  • Taking You with Me: When Mr. Franz learns he's about to be connected to all the vanishing people, he decides a murder/suicide with his "dolls" is a better alternative to being alone.
  • That Poor Cat: He shrinks his cat to demonstrate the shrink ray, then shoves it in a matchbox and lets a little girl play with it. It's not seen again after he gets it back from the little girl.
  • Too Dumb to Live: Sally seriously goes to the cops after seeing shrunken Bob in the glass jar and tells them she thinks the doll man shrunk him instead of simply pointing out that Franz could be a suspect in Bob's disappearance. As we see later on, they do eventually connect the dots of the missing people surrounding Franz, but all Sally did was make herself seem daft instead of doing Bob any good.

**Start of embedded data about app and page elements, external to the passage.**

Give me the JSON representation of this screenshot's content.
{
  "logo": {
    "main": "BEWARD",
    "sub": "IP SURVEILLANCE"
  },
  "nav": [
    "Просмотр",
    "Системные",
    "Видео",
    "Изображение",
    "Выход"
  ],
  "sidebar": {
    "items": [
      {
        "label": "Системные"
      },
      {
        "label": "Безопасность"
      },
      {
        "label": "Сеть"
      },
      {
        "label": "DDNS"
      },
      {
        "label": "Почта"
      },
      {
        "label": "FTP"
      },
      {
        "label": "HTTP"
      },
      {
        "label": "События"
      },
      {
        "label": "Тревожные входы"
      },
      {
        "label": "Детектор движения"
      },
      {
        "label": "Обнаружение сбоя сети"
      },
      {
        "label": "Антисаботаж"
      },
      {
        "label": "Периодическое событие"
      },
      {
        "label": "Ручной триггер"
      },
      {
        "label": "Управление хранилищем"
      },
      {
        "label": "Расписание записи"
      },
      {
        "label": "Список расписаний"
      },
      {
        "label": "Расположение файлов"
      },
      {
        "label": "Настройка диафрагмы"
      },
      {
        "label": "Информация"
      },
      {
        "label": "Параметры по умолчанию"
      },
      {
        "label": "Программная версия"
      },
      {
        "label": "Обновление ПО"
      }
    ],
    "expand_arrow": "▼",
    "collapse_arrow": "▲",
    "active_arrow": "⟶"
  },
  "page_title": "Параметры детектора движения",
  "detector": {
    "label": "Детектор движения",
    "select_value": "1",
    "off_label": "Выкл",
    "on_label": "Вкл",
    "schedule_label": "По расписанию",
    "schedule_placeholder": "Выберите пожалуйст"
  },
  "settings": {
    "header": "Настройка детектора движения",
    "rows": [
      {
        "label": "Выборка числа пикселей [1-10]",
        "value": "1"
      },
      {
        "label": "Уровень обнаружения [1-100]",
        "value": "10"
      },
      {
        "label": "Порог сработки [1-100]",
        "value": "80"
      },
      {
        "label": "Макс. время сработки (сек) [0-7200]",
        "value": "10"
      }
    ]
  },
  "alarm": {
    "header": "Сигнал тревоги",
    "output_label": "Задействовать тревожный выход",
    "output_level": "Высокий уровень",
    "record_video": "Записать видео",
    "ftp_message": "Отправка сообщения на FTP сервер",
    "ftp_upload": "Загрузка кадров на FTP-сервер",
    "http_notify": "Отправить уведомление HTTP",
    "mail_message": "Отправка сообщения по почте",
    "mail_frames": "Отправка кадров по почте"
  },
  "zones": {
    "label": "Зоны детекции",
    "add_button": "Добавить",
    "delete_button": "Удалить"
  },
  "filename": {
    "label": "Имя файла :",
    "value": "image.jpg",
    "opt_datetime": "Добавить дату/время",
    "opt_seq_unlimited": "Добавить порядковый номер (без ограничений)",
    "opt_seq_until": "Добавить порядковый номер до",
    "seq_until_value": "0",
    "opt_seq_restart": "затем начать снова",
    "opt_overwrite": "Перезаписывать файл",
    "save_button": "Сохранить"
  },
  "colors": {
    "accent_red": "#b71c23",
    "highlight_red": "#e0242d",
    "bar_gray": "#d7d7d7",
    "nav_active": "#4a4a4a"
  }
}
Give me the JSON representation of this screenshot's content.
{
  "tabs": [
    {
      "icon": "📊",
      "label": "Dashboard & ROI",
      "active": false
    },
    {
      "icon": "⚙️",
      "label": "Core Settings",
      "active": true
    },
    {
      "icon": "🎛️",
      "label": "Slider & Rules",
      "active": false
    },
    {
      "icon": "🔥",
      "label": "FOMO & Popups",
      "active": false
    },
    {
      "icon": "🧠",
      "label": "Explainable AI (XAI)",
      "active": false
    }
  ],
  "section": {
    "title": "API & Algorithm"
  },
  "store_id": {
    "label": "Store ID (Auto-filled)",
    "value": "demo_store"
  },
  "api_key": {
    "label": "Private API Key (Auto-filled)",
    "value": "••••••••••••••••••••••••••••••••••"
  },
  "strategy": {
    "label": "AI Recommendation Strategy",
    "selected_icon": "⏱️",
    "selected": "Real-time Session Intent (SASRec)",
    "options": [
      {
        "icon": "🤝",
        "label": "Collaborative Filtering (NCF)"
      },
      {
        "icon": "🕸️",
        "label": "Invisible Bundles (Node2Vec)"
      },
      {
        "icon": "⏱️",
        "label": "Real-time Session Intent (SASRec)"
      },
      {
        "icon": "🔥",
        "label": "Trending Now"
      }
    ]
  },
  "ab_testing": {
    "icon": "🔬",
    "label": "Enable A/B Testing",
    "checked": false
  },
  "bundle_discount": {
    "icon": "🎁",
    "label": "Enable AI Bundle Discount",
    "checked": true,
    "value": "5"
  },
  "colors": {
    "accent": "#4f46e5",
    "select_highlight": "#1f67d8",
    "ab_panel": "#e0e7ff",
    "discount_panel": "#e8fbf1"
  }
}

    • Granted that it doesn't work because of a Plot Hole, but why would Franz leave a perfectly good working telephone within reach of his captives and leave the window up? Even if the previous four people have Stockholm Syndrome, Bob and Sally definitely don't and have been angry and defiant with him the entire time. Their escape attempts fail, but if they hadn't, he would've been quickly caught thanks to such blatant oversights.
  • What Happened to the Mouse?: We never learn what happened to four of the six puppet people or the cat.
  • Wicked Toymaker: A friendly puppet/dollmaker is shown to secretly shrink people in order to store them in his lab. Every once in a while he pulls them out and makes them "play" for him.